> **What the exercise asks**
Review the listing and copy each line that holds the word "Ctrl".

> **Supplied records**
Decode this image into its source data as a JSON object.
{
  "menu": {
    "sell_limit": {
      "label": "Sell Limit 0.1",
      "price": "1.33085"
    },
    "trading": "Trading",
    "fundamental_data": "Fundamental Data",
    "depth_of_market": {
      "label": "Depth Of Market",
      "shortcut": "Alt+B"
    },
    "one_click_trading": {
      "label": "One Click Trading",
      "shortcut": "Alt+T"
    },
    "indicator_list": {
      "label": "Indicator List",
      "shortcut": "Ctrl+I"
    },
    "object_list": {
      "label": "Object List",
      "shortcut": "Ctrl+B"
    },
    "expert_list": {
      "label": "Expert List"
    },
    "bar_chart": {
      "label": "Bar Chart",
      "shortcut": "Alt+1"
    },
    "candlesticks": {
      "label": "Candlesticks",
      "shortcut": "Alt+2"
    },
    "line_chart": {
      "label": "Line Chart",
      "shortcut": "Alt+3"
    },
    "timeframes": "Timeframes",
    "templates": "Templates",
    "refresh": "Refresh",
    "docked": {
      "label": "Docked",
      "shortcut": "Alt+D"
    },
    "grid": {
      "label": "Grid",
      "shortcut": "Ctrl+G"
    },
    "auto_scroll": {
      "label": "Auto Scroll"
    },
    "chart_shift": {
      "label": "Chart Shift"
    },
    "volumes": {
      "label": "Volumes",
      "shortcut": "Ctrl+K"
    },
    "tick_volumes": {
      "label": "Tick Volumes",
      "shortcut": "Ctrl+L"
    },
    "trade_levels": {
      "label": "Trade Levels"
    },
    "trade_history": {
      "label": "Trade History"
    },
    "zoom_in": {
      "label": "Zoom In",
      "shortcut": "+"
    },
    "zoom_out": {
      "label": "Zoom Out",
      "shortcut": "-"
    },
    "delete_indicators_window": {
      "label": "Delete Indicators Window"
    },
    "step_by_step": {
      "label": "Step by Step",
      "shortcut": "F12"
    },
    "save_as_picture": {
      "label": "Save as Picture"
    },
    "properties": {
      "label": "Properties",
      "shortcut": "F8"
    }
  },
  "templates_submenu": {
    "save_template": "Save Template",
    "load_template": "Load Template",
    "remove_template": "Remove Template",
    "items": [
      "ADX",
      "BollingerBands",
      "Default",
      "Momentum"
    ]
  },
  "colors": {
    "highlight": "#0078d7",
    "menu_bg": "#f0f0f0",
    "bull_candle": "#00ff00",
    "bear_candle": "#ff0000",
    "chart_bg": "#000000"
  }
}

> **Result of the exercise**
      "shortcut": "Ctrl+I"
      "shortcut": "Ctrl+B"
      "shortcut": "Ctrl+G"
      "shortcut": "Ctrl+K"
      "shortcut": "Ctrl+L"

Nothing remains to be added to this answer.